You could hear the buzz. In fact, you could hear it on the opening day of the show March 31 and on the second day of the show, April 1.
What the heck am I talking about? Well, this is a description of the bourse floor at the Chicago International Coin Fair held March 31-April 2 at the Crowne Plaza Chicago O?Hare.
Buzz is a good thing. Yes, I know that it is hobby jargon and not everybody knows what it means, so I will explain. Buzz is a word that is used to describe the loud noise generated by a room full of dealers and collectors who are doing business at the bourse tables as fast as they can.

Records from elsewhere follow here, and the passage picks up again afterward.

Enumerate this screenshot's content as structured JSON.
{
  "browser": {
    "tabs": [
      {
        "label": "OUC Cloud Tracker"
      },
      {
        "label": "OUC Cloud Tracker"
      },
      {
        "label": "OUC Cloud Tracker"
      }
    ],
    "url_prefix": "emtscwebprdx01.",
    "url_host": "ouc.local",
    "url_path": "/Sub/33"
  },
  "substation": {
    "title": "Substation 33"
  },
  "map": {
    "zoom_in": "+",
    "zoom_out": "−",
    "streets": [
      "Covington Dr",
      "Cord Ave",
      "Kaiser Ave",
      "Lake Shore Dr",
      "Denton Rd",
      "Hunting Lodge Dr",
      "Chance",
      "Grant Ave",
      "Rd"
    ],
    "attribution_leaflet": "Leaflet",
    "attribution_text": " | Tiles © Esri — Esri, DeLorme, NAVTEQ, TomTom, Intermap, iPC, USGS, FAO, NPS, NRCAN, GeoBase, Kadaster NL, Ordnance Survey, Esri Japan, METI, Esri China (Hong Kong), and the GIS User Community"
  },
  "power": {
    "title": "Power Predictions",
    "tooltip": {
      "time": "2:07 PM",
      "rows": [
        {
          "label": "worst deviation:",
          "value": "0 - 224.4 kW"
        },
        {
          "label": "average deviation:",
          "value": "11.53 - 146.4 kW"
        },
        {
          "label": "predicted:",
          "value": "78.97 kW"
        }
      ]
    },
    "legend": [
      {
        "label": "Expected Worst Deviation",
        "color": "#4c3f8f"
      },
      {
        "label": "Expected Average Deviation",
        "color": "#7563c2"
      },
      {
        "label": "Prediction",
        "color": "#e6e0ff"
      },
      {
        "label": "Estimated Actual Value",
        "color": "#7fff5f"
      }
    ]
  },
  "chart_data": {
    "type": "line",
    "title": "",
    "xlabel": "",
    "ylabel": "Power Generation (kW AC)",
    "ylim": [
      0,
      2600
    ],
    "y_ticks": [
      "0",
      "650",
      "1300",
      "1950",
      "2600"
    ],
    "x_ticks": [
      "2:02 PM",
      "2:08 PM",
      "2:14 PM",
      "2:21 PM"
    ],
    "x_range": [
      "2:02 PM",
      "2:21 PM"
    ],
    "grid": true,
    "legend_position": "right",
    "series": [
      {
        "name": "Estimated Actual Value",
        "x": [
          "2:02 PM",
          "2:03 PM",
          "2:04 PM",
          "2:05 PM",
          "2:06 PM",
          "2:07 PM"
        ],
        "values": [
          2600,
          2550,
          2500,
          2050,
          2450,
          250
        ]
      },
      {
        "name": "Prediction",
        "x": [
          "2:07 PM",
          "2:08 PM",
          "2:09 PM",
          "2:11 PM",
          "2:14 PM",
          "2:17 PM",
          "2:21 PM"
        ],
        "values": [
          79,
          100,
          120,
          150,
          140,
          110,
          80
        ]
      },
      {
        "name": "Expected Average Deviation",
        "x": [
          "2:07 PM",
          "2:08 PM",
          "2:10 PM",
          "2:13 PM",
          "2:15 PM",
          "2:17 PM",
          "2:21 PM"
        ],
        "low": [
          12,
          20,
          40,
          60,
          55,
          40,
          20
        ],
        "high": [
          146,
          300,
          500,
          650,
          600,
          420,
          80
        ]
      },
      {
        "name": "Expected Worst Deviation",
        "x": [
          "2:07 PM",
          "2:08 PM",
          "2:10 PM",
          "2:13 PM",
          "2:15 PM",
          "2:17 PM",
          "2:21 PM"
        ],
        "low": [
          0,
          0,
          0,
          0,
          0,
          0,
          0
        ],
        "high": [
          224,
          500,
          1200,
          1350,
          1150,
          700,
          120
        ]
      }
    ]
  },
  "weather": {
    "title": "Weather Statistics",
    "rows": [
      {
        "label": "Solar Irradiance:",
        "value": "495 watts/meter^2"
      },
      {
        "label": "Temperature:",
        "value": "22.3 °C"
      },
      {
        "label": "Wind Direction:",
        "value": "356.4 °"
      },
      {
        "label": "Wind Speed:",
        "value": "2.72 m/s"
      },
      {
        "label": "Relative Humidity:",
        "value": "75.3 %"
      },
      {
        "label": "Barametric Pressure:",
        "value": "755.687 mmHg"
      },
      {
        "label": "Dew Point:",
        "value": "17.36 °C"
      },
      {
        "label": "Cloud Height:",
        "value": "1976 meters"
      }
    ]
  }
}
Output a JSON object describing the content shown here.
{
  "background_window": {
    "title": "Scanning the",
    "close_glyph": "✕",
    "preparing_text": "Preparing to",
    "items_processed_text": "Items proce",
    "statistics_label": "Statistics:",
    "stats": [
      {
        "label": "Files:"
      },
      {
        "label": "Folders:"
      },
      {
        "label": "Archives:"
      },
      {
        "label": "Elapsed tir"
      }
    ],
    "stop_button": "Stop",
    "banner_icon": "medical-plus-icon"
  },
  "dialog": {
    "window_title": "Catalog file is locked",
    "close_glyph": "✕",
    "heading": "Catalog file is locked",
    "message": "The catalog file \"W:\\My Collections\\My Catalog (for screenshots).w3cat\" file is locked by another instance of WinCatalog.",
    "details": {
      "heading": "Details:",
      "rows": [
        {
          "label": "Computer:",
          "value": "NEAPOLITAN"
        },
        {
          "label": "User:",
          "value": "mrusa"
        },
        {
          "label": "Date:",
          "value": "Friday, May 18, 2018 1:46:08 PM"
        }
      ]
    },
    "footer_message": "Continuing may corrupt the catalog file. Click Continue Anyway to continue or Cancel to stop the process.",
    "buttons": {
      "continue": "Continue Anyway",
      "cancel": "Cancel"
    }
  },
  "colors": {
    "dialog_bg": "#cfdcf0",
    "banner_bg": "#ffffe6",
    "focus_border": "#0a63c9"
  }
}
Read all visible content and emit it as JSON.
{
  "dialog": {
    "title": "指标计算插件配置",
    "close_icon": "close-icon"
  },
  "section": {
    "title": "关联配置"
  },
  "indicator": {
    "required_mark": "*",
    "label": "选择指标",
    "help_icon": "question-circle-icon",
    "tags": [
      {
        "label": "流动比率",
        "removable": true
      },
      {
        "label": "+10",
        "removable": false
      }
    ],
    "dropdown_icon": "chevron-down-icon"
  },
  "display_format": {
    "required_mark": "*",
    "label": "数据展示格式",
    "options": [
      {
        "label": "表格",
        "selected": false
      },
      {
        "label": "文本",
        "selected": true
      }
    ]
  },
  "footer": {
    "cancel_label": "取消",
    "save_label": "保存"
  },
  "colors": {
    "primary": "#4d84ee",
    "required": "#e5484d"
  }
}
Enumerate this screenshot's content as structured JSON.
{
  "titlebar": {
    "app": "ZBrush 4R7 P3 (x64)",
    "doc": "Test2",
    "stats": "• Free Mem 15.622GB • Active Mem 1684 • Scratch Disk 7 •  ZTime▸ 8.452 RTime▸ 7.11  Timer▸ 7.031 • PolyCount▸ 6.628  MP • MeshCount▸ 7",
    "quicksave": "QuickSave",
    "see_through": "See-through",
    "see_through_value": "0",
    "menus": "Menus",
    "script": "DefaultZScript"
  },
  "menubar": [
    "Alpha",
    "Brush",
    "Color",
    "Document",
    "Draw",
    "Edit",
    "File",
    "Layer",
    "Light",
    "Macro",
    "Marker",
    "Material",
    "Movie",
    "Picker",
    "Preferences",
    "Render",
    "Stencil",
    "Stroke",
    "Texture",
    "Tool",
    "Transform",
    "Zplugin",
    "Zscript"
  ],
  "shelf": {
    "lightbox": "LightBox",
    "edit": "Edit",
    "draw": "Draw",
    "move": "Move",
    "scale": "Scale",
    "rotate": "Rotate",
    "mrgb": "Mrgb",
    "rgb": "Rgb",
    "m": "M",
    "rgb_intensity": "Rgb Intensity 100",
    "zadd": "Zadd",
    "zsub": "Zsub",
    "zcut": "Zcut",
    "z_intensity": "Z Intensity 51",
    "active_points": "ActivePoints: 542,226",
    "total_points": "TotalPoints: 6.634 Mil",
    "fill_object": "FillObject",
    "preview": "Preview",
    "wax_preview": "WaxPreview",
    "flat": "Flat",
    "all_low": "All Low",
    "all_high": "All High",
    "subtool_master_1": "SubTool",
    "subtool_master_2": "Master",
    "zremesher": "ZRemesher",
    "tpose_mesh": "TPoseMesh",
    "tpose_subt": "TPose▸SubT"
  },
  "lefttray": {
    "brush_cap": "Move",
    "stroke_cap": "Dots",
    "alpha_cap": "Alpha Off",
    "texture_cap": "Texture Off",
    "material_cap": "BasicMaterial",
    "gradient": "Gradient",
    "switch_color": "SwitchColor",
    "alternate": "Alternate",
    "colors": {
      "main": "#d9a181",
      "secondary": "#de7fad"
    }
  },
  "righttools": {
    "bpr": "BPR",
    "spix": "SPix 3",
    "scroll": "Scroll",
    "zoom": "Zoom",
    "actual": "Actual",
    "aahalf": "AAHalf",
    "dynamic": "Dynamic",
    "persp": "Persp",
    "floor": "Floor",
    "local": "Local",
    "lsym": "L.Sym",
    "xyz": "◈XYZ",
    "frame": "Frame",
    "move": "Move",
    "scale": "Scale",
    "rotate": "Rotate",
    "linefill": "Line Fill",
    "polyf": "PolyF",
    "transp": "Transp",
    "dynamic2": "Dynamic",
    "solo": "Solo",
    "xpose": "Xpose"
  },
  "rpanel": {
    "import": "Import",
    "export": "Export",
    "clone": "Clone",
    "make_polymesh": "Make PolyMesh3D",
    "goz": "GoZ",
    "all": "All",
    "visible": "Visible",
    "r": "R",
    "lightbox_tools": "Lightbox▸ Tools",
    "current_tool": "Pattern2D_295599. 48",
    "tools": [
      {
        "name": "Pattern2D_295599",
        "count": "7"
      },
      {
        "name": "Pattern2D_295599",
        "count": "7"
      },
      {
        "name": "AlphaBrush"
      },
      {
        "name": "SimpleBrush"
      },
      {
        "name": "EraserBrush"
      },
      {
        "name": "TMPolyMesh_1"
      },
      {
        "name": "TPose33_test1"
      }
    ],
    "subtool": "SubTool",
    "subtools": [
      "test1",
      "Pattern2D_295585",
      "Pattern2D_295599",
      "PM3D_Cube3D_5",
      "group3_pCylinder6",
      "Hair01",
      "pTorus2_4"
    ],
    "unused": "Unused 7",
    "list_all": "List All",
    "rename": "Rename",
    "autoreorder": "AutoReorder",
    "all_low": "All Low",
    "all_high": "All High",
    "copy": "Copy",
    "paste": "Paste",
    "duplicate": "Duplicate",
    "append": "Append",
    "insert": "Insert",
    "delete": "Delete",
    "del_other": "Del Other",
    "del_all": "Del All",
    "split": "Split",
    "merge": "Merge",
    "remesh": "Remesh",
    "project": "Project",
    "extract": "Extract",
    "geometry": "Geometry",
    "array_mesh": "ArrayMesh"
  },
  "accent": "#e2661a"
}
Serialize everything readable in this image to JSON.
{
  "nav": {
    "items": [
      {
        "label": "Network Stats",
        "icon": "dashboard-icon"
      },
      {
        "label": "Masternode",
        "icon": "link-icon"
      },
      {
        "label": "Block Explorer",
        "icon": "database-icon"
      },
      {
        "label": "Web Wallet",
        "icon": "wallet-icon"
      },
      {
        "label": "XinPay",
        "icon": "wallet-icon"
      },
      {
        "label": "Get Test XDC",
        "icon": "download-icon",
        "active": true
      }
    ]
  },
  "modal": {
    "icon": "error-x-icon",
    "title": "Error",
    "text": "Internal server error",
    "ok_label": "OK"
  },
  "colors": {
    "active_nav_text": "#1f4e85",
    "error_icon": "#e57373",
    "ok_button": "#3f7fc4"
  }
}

Since the CICF event was held in a hotel ballroom, buzz is a fairly accurate term to describe the level of noise. At larger shows held in cavernous convention centers, such as those that host American Numismatic Association and the Florida United Numismatists, the noise indicating that good business is being done is closer to the roar of the sea.
However you describe it, the sound is something that most dealers want to hear. It is an audible confirmation that something significant is going on. It takes a large number of people to generate the sound. As a dealer, if you are having a good day, it merely confirms that you are part of something. If you are having a bad day, it is a check on your own experience. If you hear the buzz, others are probably having a good day even if you aren?t. Then you can take action if necessary to join right in.
After all, dealers are very adept at making lemonade from lemons. If selling is slow, use the time to run around the bourse floor looking to buy. If collectors are crowding your table and you are selling as fast as you can, you can mentally earmark methods you will have to employ to restock.
Since CICF is a world show featuring foreign coins dating from ancient times to the present, you might say that the last piece of the numismatic prosperity puzzle has dropped into place.
What do I mean? Well, as you might expect, numismatics is a big field. It contains subcategories. The paper money hobby has been getting ever stronger since the first large-head Federal Reserve Note, the $100, was introduced in March of 1996. It was the first area of numismatics to reach red-hot status after the slowdown of the 1990s.
The U.S. coin field bounced back second. It peaked in 1989, when the silver dollar boom ended, and then bottomed out in 1995 as the hobby complained about the hugely unpopular U.S. Olympic coin program. Then the turnaround began. It was slow at first. Some might even dispute my placing the bottom in 1995. However, it sped up at the turn of the millennium and we have been going to town ever since. The doubling in the price of gold and silver have helped.
As one dealer remarked in Chicago, the rising price of gold may or may not have caused an increase in the prices of world gold coins, but it sure has made them easier to sell.
The world field was the last piece of the puzzle to rev the engines. Why? I have my theories. One is that no matter what foreign country you point to, others can point to 200 other modern countries that might not be doing the same thing. This lack of a central focus in the field can hinder an overall impression.
A second reason may be the behavior of world mints. If U.S. collectors thought U.S. commemorative programs were bad before the two-program limit was imposed, the world field is an eye-opener. North Korea, Cuba, the Isle of Man and other countries have virtually no limit to the coins they will issue and try to sell to collectors. Some major world mints behave in a similarly unrestrained way. This disillusioned many collectors.
But now rising bullion prices allow modern issues to be scrapped at a profit. Bad memories fade and the basic collecting impulse takes over. Away we go.
The hobby now has all three areas hitting on all cylinders. It is probably safe to say these are boom times.